Exercise: Check every line of the data and copy the ones where "phone" appears.

Input:

───

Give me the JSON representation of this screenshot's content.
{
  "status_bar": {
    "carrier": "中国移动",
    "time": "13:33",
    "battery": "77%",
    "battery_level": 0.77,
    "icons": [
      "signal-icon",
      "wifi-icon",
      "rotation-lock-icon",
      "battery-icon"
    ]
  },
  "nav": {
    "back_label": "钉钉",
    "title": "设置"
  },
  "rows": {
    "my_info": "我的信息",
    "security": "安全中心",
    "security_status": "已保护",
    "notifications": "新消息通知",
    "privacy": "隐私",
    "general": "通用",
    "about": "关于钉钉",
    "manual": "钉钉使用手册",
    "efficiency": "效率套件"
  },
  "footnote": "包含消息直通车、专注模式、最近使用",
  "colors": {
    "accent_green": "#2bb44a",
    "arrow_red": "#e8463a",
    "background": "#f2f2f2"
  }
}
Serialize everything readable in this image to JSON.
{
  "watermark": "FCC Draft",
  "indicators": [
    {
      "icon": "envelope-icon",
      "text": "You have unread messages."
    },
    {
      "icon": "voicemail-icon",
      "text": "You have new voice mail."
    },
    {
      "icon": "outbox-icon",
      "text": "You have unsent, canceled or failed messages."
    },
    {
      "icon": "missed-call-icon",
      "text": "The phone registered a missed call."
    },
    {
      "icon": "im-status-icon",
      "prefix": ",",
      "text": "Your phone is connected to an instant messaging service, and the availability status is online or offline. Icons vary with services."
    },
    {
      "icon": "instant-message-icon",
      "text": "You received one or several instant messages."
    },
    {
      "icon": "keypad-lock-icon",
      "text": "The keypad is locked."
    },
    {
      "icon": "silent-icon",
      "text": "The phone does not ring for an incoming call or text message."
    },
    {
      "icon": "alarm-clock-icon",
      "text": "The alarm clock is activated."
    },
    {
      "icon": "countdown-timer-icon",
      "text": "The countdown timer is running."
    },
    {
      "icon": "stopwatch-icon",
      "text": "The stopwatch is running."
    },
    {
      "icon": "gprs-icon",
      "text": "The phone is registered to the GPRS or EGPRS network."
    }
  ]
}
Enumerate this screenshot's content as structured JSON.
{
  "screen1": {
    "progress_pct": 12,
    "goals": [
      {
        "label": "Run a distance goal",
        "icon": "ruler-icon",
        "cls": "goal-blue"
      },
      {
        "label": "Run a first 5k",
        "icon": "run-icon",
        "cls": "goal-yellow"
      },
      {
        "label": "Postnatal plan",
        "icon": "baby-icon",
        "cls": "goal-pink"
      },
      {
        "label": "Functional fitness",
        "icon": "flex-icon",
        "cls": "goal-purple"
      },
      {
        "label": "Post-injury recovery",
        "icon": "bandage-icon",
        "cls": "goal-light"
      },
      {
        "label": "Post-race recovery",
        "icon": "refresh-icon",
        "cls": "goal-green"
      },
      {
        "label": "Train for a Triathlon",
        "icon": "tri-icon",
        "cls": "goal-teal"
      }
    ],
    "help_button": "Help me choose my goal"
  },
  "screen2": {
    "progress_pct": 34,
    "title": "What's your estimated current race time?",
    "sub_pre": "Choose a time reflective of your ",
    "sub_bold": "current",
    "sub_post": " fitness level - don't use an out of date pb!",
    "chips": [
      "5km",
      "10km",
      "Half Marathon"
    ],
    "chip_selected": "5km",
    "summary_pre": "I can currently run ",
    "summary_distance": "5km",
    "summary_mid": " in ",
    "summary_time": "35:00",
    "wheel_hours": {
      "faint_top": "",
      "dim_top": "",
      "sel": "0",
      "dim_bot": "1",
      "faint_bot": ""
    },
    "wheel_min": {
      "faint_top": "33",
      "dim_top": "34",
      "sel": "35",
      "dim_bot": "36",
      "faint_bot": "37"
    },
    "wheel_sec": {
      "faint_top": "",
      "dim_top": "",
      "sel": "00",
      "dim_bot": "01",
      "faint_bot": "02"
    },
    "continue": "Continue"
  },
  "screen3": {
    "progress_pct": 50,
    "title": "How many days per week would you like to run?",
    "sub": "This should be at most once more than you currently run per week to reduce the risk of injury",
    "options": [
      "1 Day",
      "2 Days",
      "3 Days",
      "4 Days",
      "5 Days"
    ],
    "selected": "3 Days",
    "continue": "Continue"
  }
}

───

Solution to this problem:
      "text": "The phone registered a missed call."
      "text": "Your phone is connected to an instant messaging service, and the availability status is online or offline. Icons vary with services."
      "text": "The phone does not ring for an incoming call or text message."
      "text": "The phone is registered to the GPRS or EGPRS network."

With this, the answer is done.